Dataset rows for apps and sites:
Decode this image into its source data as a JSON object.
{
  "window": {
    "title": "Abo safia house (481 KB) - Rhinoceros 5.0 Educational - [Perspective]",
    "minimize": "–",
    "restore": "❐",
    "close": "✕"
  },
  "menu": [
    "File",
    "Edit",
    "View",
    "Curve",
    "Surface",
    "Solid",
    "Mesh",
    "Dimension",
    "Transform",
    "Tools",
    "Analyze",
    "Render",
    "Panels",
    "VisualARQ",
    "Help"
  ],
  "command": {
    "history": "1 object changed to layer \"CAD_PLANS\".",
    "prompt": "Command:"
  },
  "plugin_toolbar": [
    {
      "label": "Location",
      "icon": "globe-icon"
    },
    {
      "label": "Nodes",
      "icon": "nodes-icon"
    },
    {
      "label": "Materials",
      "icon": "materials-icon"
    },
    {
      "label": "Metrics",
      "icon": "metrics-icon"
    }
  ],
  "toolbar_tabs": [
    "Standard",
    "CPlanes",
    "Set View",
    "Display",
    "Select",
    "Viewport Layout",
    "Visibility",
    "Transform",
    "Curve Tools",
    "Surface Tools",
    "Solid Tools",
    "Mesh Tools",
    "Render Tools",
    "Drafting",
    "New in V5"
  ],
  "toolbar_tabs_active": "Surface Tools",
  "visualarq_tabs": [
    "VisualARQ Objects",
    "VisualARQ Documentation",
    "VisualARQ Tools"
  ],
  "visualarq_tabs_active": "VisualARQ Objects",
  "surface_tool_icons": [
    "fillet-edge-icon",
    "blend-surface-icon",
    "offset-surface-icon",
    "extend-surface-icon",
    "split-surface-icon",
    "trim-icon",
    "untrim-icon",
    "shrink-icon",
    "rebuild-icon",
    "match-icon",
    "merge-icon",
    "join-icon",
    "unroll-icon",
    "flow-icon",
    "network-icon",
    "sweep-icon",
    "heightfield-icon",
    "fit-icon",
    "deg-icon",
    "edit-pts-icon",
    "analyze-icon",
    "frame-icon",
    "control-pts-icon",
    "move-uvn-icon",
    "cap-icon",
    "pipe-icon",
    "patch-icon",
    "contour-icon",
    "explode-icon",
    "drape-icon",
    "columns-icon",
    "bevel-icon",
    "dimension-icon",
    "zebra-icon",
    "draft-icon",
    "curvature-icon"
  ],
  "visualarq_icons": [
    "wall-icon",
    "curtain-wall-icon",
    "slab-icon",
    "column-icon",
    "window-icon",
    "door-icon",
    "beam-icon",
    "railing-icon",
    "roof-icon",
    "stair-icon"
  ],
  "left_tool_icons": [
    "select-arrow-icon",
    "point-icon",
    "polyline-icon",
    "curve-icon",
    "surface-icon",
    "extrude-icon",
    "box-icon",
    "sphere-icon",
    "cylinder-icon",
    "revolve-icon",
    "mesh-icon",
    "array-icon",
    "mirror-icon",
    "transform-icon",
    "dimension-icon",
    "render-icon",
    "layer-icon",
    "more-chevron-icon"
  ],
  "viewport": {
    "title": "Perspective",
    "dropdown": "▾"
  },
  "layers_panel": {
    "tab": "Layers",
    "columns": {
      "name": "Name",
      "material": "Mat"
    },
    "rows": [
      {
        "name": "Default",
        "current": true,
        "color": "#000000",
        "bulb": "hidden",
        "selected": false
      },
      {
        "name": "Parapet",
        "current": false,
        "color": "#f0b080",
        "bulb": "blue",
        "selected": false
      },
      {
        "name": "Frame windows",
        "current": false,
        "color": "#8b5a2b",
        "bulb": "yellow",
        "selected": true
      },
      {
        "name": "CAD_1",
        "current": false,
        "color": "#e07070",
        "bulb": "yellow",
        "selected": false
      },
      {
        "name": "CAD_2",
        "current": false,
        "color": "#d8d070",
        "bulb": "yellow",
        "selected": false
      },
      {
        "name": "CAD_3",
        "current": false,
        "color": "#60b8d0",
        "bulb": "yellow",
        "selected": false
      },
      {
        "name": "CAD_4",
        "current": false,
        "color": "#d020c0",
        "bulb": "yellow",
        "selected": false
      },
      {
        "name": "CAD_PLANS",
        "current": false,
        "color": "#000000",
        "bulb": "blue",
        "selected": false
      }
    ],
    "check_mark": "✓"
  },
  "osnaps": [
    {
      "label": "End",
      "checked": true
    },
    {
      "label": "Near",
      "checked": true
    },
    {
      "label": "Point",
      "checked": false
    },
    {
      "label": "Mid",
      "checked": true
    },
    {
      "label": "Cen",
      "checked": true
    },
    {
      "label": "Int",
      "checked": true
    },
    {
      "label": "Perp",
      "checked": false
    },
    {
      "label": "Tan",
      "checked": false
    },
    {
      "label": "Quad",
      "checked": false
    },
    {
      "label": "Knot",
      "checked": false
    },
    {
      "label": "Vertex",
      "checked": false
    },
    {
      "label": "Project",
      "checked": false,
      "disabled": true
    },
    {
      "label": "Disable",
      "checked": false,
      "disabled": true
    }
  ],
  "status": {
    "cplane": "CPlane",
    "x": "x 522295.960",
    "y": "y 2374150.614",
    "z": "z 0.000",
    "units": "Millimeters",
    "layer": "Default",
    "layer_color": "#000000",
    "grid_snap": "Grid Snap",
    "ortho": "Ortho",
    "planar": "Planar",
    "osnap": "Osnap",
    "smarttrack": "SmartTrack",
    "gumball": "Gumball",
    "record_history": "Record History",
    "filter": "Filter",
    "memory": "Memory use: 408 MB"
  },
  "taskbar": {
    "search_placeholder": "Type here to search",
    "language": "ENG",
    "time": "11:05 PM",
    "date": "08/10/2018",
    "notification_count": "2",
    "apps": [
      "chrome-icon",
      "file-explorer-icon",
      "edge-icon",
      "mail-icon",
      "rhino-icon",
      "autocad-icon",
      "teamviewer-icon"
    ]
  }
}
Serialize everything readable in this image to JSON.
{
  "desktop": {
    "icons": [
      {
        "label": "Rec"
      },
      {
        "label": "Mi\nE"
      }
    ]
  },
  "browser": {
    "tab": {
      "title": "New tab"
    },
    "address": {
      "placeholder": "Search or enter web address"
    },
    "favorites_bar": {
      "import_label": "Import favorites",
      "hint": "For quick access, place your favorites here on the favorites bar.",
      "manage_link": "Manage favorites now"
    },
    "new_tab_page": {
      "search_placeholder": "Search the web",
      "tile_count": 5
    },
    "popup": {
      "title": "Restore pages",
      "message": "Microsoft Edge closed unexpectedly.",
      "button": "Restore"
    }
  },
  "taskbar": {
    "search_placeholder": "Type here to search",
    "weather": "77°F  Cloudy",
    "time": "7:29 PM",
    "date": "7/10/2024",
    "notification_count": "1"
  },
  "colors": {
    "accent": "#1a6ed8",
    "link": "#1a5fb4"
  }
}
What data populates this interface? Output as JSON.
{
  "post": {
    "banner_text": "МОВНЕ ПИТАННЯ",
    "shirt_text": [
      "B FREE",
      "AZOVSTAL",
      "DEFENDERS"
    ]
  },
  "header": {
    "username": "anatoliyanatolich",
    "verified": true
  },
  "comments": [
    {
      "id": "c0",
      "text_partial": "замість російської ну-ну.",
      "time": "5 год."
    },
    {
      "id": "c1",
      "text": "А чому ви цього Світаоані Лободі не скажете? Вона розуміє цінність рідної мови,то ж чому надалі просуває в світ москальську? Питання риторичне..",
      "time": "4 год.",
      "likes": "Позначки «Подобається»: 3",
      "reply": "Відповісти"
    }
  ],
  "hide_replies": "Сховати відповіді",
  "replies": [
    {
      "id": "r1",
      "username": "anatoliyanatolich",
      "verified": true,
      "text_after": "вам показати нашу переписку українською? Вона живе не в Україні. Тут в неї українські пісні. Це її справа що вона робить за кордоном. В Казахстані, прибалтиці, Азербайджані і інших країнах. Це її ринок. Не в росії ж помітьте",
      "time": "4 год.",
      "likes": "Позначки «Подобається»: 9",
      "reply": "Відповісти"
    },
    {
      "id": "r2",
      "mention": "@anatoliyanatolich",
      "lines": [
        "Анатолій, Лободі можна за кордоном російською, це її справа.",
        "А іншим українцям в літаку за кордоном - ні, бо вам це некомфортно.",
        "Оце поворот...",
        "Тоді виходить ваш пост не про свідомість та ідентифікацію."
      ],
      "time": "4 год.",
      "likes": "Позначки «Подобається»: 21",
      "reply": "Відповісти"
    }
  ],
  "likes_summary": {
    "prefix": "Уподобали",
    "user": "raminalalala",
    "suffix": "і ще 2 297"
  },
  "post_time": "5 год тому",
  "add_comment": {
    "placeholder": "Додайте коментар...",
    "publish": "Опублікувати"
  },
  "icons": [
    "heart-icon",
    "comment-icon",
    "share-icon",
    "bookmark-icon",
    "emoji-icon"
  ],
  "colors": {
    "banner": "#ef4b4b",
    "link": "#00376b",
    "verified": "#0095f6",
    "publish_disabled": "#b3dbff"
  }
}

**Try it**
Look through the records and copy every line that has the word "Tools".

**Output of the task**
    "Tools",
    "Curve Tools",
    "Surface Tools",
    "Solid Tools",
    "Mesh Tools",
    "Render Tools",
  "toolbar_tabs_active": "Surface Tools",
    "VisualARQ Tools"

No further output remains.